■ **WORK REQUEST**
Scan the material below, then work out how many of its lines contain the word "ACCESSORIES"; reply with that number only.

----------------

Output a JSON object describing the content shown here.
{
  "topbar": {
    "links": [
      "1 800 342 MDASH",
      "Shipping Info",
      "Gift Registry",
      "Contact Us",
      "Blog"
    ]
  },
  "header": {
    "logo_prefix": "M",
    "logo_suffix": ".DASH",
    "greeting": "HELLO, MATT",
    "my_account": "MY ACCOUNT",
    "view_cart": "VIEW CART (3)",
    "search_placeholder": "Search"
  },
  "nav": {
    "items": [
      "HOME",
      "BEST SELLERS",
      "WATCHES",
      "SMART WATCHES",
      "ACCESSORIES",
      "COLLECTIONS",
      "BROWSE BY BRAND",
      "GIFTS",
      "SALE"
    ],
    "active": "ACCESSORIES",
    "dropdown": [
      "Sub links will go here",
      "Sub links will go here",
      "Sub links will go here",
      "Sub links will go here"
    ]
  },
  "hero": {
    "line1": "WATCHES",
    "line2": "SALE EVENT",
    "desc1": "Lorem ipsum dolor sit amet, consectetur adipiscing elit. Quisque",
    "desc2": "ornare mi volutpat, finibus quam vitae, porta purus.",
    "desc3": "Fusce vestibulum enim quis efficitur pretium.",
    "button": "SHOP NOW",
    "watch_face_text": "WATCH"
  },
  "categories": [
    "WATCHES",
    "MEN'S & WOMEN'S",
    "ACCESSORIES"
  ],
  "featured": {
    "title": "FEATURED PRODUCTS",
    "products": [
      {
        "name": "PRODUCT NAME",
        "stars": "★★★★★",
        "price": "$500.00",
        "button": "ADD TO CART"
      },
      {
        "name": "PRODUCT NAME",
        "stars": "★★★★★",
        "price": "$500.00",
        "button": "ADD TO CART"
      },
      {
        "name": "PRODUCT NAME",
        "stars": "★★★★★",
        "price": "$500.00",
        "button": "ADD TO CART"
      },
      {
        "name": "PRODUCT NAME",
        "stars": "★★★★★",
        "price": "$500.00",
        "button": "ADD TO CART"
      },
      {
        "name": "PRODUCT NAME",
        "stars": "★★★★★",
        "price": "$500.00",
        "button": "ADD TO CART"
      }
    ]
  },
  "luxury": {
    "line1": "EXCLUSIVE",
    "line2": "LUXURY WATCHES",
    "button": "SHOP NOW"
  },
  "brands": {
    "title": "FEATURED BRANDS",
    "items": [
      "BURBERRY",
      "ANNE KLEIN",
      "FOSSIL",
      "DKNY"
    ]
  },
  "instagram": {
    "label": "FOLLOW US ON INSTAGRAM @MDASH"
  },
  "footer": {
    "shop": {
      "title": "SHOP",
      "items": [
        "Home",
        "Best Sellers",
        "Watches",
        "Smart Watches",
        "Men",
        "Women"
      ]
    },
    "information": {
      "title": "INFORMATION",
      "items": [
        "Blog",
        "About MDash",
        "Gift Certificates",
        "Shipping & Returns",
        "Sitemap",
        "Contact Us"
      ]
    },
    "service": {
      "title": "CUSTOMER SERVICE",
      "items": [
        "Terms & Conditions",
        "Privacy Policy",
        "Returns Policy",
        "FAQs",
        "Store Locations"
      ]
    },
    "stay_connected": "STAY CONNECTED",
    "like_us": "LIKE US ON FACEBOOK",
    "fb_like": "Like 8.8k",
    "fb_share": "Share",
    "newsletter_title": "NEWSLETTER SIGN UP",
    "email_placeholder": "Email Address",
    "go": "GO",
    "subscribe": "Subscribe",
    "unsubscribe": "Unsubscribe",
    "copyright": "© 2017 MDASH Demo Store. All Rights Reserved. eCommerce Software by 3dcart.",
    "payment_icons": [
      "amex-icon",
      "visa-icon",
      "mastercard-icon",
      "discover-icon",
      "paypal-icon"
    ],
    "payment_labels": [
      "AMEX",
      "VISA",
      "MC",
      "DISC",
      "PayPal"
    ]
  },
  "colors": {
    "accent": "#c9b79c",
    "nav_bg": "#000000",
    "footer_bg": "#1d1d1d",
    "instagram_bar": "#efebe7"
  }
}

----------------

■ **TASK ANSWER**
3